Blue Flower

I’m not one of those people who believe scars are badges of pride that tell someone’s life story. I’d rather that my past be unknown if I could have perfectly smooth skin in return. Fat chance—my entire body is a road map of raised marks, discolorations, and unsightly gouges that give away my entire history. There’s the divot where I got twelve stitches after the fin of my surfboard took a bite out of my thigh. There’s the chicken pox mark on my forehead that I’ve had since I was four, as well as a ridge under my chin that I acquired that same year after I fell in the bathtub. There are the matching brown marks on the insides of my wrists from the times I’ve singed my skin on the rim of a hot cookie sheet. And there’s my newest scar—a raised, mottled mess on my knee from a recent close encounter with a coral reef in Mexico.

 

So there you have it—if you ever meet me, you’ll find me immensely boring because you’ll already know everything about me. If you want to sustain your aura of mystery, you’ll need to be more vigilant than I’ve been about protecting your skin from injuries and taking care of it when you do have a wound. The best way to accomplish these goals is to spend your days in a padded room and never expose your skin to sunlight, but in the interest of having a little fun once in a while, you can also educate yourself about what causes scars and how you can treat them apartments for rent.

 

Skin Deep

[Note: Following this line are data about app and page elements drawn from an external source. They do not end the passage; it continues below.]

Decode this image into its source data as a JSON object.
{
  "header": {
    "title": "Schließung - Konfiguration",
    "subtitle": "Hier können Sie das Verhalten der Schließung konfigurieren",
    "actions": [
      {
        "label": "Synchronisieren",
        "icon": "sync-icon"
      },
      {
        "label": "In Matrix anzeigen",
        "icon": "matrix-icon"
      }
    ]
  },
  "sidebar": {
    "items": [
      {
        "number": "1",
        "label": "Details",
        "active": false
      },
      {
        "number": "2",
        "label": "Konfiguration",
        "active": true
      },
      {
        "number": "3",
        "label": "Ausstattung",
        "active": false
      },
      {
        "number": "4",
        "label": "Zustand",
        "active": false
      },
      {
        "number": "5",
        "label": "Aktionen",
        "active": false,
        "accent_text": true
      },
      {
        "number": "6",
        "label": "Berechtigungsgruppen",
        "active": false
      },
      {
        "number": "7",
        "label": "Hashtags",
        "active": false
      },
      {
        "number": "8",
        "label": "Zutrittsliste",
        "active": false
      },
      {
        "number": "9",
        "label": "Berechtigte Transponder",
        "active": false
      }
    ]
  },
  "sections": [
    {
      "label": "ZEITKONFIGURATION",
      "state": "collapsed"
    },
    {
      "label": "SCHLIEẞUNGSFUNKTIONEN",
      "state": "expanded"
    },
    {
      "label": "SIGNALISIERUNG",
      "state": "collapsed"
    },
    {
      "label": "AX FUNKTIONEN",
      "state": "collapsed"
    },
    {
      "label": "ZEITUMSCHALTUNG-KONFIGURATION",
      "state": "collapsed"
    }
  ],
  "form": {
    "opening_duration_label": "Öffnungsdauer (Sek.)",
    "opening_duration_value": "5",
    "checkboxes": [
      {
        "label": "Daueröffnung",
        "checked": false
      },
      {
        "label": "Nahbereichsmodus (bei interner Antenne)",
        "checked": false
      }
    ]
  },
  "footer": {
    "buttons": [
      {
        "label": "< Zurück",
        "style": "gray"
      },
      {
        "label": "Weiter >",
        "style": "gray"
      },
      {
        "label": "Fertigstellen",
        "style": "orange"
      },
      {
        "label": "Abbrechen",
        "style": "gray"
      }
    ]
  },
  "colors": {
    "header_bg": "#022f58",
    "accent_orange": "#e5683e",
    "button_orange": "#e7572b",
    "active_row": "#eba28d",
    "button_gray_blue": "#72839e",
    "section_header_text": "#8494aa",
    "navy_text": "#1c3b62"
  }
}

The word scar derives from the Greek word eschara, which (appropriately) means “place of fire.” Scars are collections of fibrous tissue that develop naturally during the body’s healing process after the dermis, the inner layer of skin, is injured. In order to bridge the dermal gap the wound leaves, the body produces an abundance of collagen fibers, but it cannot replicate the exact appearance of the skin prior to the injury. As a result, while scar tissue gets the job done in terms of resealing torn flesh, its quality is inferior to that of skin, which is the largest single human organ. (Picture trying to patch a hole in a pair of your favorite jeans—the patch may reinforce the torn area, but it never perfectly matches the original denim around it.) Not only is scar tissue not identical to the skin surrounding it, but sweat glands and hair follicles have no hope of developing in it, and scar formations in the cardiac muscle that occur after a heart attack can weaken the muscle and even lead to heart failure in the worst cases reenex.

 

No Two Scars Are Alike

Scars vary widely in appearance, depending on how long they’ve existed, how severe the injury that caused them was, where they’re located on the human body, and how old the scarred person is. The more severe the damage is, the more extreme the scar will be. The most common type of scars, fortuna scars, are flat and pale. Newer scars often look raw and red, but the redness fades over time. Despite their many possible permutations, scars generally fall into the following categories.

 

Keloid Scars

Though common, keloid scars can be serious because their growth potential is unlimited; once a keloid scar forms, it can become so large that it takes on the appearance of a tumor (albeit a benign one) and becomes painful and itchy. Keloid scars are especially prevalent in people of color and stem from many causes, ranging from accidents to acne and even body piercings reenex